=== Problem to work on ===
Copy out the entries that come next, exactly.

Dataset rows for apps and sites:
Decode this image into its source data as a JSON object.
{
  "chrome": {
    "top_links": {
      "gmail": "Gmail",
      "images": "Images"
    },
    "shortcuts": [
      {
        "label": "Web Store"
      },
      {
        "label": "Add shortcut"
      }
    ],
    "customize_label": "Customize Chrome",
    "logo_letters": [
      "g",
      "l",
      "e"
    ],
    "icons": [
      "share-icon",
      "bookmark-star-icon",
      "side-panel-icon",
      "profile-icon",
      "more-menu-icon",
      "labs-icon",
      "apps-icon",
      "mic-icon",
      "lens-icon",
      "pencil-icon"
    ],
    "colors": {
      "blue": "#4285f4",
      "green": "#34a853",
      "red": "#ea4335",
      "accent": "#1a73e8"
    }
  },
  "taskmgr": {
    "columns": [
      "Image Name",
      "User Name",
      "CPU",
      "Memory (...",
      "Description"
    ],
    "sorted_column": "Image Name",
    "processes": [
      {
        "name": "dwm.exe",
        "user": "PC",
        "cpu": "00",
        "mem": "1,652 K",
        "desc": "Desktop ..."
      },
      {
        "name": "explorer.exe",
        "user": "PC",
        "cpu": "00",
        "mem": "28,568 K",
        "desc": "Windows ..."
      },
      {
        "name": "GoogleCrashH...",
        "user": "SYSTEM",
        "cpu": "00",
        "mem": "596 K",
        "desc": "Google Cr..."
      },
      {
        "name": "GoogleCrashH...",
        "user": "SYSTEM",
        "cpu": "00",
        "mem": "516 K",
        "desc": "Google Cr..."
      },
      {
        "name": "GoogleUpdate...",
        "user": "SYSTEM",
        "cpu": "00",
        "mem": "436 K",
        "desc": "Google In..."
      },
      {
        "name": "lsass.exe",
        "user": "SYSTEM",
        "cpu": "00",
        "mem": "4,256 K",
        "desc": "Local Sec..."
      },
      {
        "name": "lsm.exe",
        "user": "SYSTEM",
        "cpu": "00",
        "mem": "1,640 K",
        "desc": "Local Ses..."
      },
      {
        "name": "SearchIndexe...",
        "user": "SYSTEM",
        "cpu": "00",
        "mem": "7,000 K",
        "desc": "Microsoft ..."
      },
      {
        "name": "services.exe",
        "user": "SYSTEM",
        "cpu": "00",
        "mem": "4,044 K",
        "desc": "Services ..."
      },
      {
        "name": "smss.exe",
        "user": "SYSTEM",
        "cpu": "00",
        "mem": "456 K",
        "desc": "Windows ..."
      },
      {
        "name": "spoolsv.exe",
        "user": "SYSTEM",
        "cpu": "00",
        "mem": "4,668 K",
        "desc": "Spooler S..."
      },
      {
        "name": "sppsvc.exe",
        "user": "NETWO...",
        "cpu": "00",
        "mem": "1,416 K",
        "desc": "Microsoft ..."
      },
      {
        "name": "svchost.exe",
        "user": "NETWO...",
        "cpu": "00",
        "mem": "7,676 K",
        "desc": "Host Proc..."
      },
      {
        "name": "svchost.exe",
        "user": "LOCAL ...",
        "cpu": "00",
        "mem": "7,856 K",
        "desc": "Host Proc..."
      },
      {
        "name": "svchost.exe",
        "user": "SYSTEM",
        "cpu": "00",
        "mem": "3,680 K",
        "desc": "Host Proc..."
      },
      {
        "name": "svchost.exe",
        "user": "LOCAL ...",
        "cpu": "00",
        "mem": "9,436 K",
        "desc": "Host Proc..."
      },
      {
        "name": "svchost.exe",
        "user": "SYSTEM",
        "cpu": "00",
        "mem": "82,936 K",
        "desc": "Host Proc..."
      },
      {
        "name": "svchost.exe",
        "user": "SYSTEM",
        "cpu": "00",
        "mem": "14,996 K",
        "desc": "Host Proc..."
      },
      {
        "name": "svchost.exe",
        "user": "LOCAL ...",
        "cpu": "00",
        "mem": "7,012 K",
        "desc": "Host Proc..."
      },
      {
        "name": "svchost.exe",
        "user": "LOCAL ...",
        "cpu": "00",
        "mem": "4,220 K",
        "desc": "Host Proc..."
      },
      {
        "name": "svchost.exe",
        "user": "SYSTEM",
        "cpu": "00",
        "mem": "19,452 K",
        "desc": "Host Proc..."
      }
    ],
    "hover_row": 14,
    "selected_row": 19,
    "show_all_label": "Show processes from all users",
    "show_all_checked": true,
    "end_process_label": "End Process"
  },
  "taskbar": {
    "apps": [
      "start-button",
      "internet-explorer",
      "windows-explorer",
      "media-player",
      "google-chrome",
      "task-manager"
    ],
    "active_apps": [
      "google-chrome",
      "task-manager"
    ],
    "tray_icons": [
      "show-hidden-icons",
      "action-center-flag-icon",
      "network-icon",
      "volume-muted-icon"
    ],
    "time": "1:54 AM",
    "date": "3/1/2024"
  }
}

=== Completed exercise ===
Decode this image into its source data as a JSON object.
{
  "chrome": {
    "top_links": {
      "gmail": "Gmail",
      "images": "Images"
    },
    "shortcuts": [
      {
        "label": "Web Store"
      },
      {
        "label": "Add shortcut"
      }
    ],
    "customize_label": "Customize Chrome",
    "logo_letters": [
      "g",
      "l",
      "e"
    ],
    "icons": [
      "share-icon",
      "bookmark-star-icon",
      "side-panel-icon",
      "profile-icon",
      "more-menu-icon",
      "labs-icon",
      "apps-icon",
      "mic-icon",
      "lens-icon",
      "pencil-icon"
    ],
    "colors": {
      "blue": "#4285f4",
      "green": "#34a853",
      "red": "#ea4335",
      "accent": "#1a73e8"
    }
  },
  "taskmgr": {
    "columns": [
      "Image Name",
      "User Name",
      "CPU",
      "Memory (...",
      "Description"
    ],
    "sorted_column": "Image Name",
    "processes": [
      {
        "name": "dwm.exe",
        "user": "PC",
        "cpu": "00",
        "mem": "1,652 K",
        "desc": "Desktop ..."
      },
      {
        "name": "explorer.exe",
        "user": "PC",
        "cpu": "00",
        "mem": "28,568 K",
        "desc": "Windows ..."
      },
      {
        "name": "GoogleCrashH...",
        "user": "SYSTEM",
        "cpu": "00",
        "mem": "596 K",
        "desc": "Google Cr..."
      },
      {
        "name": "GoogleCrashH...",
        "user": "SYSTEM",
        "cpu": "00",
        "mem": "516 K",
        "desc": "Google Cr..."
      },
      {
        "name": "GoogleUpdate...",
        "user": "SYSTEM",
        "cpu": "00",
        "mem": "436 K",
        "desc": "Google In..."
      },
      {
        "name": "lsass.exe",
        "user": "SYSTEM",
        "cpu": "00",
        "mem": "4,256 K",
        "desc": "Local Sec..."
      },
      {
        "name": "lsm.exe",
        "user": "SYSTEM",
        "cpu": "00",
        "mem": "1,640 K",
        "desc": "Local Ses..."
      },
      {
        "name": "SearchIndexe...",
        "user": "SYSTEM",
        "cpu": "00",
        "mem": "7,000 K",
        "desc": "Microsoft ..."
      },
      {
        "name": "services.exe",
        "user": "SYSTEM",
        "cpu": "00",
        "mem": "4,044 K",
        "desc": "Services ..."
      },
      {
        "name": "smss.exe",
        "user": "SYSTEM",
        "cpu": "00",
        "mem": "456 K",
        "desc": "Windows ..."
      },
      {
        "name": "spoolsv.exe",
        "user": "SYSTEM",
        "cpu": "00",
        "mem": "4,668 K",
        "desc": "Spooler S..."
      },
      {
        "name": "sppsvc.exe",
        "user": "NETWO...",
        "cpu": "00",
        "mem": "1,416 K",
        "desc": "Microsoft ..."
      },
      {
        "name": "svchost.exe",
        "user": "NETWO...",
        "cpu": "00",
        "mem": "7,676 K",
        "desc": "Host Proc..."
      },
      {
        "name": "svchost.exe",
        "user": "LOCAL ...",
        "cpu": "00",
        "mem": "7,856 K",
        "desc": "Host Proc..."
      },
      {
        "name": "svchost.exe",
        "user": "SYSTEM",
        "cpu": "00",
        "mem": "3,680 K",
        "desc": "Host Proc..."
      },
      {
        "name": "svchost.exe",
        "user": "LOCAL ...",
        "cpu": "00",
        "mem": "9,436 K",
        "desc": "Host Proc..."
      },
      {
        "name": "svchost.exe",
        "user": "SYSTEM",
        "cpu": "00",
        "mem": "82,936 K",
        "desc": "Host Proc..."
      },
      {
        "name": "svchost.exe",
        "user": "SYSTEM",
        "cpu": "00",
        "mem": "14,996 K",
        "desc": "Host Proc..."
      },
      {
        "name": "svchost.exe",
        "user": "LOCAL ...",
        "cpu": "00",
        "mem": "7,012 K",
        "desc": "Host Proc..."
      },
      {
        "name": "svchost.exe",
        "user": "LOCAL ...",
        "cpu": "00",
        "mem": "4,220 K",
        "desc": "Host Proc..."
      },
      {
        "name": "svchost.exe",
        "user": "SYSTEM",
        "cpu": "00",
        "mem": "19,452 K",
        "desc": "Host Proc..."
      }
    ],
    "hover_row": 14,
    "selected_row": 19,
    "show_all_label": "Show processes from all users",
    "show_all_checked": true,
    "end_process_label": "End Process"
  },
  "taskbar": {
    "apps": [
      "start-button",
      "internet-explorer",
      "windows-explorer",
      "media-player",
      "google-chrome",
      "task-manager"
    ],
    "active_apps": [
      "google-chrome",
      "task-manager"
    ],
    "tray_icons": [
      "show-hidden-icons",
      "action-center-flag-icon",
      "network-icon",
      "volume-muted-icon"
    ],
    "time": "1:54 AM",
    "date": "3/1/2024"
  }
}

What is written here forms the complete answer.